Once again, I recommend The Earth After Us, a great little book by Jan Z. (Polish last name I can never spell from memory, but you’ll find it easily).

The upshot is, most land-based evidence will disappear due to erosion, and most sea-based evidence will disappear due to the aforementioned subduction. There will be fossil evidence of climate change and anthropogenic extinctions and movements of species, but it will be difficult to ascribe this to one particular species of upright ape. The best hope for direct evidence (fossilized computers or hubcaps or sidewalks, etc.) will be from the chance preservation of a built environment in a place like New Orleans: near the mouth of a big river, so a block of sediment can submerge and lithify in a shallow sea far from an active plate margin.

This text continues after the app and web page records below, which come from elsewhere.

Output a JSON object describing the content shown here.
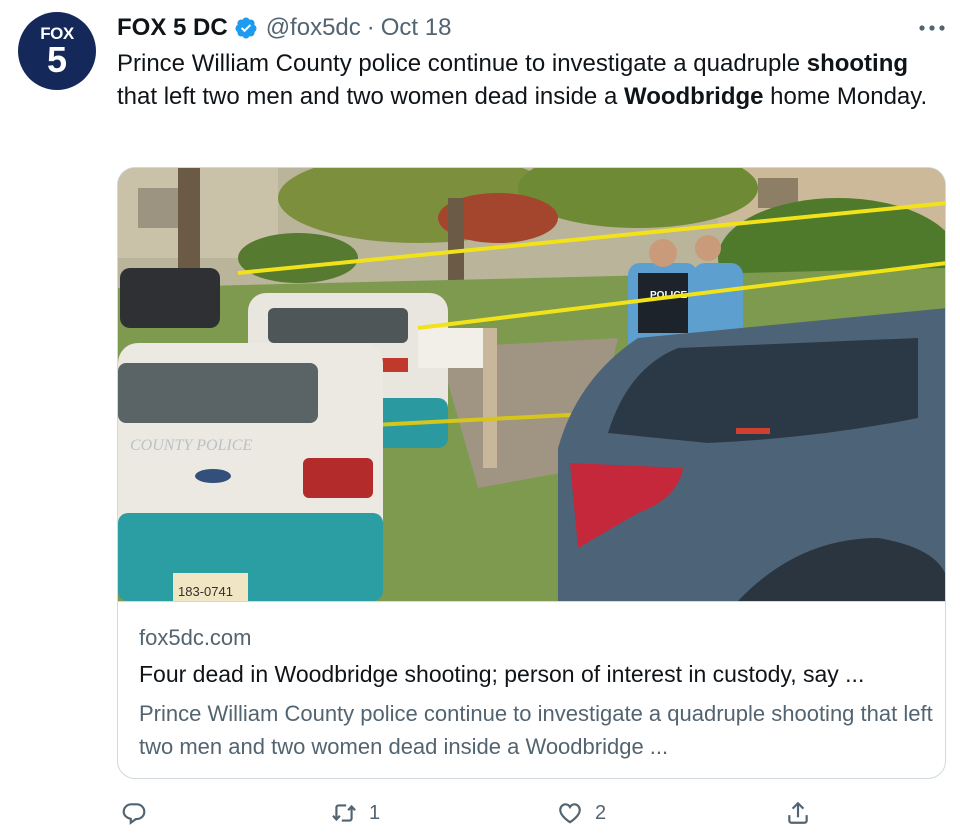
{
  "account": {
    "avatar_line1": "FOX",
    "avatar_line2": "5",
    "name": "FOX 5 DC",
    "handle": "@fox5dc",
    "separator": "·",
    "date": "Oct 18",
    "avatar_color": "#14285a",
    "verified_color": "#1d9bf0"
  },
  "tweet": {
    "parts": [
      {
        "text": "Prince William County police continue to investigate a quadruple ",
        "bold": false
      },
      {
        "text": "shooting",
        "bold": true
      },
      {
        "text": " that left two men and two women dead inside a ",
        "bold": false
      },
      {
        "text": "Woodbridge",
        "bold": true
      },
      {
        "text": " home Monday.",
        "bold": false
      }
    ]
  },
  "card": {
    "domain": "fox5dc.com",
    "title": "Four dead in Woodbridge shooting; person of interest in custody, say ...",
    "description": "Prince William County police continue to investigate a quadruple shooting that left two men and two women dead inside a Woodbridge ...",
    "image_text": {
      "car_label": "COUNTY POLICE",
      "plate": "183-0741",
      "vest": "POLICE"
    }
  },
  "actions": {
    "reply_icon": "reply-icon",
    "retweet_icon": "retweet-icon",
    "retweet_count": "1",
    "like_icon": "heart-icon",
    "like_count": "2",
    "share_icon": "share-icon",
    "more_icon": "more-icon"
  },
  "colors": {
    "text": "#0f1419",
    "secondary": "#536471",
    "border": "#cfd9de"
  }
}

Some of the materials we have made should last much longer than the 5 billion year limit that StrangerThanFiction points out. I think blocks of very inert metals (such as the standard kilogram) would, for instance. It may not be very easy to notice, but “all traces” are practically impossible to erase in the context of Earth’s future. There are plenty of examples of dumb old rocks that have lasted nearly since Earth’s formation, through much more active phases of geology than we are going to see until the Sun consumes us.

Someone already mentioned Voyager. Also, even if everything on Earth is buried or destroyed, there should still be some items recognizable as a product of a non-natural process that we left on the moon, and anyone stumbling across them should probably be able to figure out that they came from the planet below rather than the gray, sterile moon.

Unless we really mess up the Earth.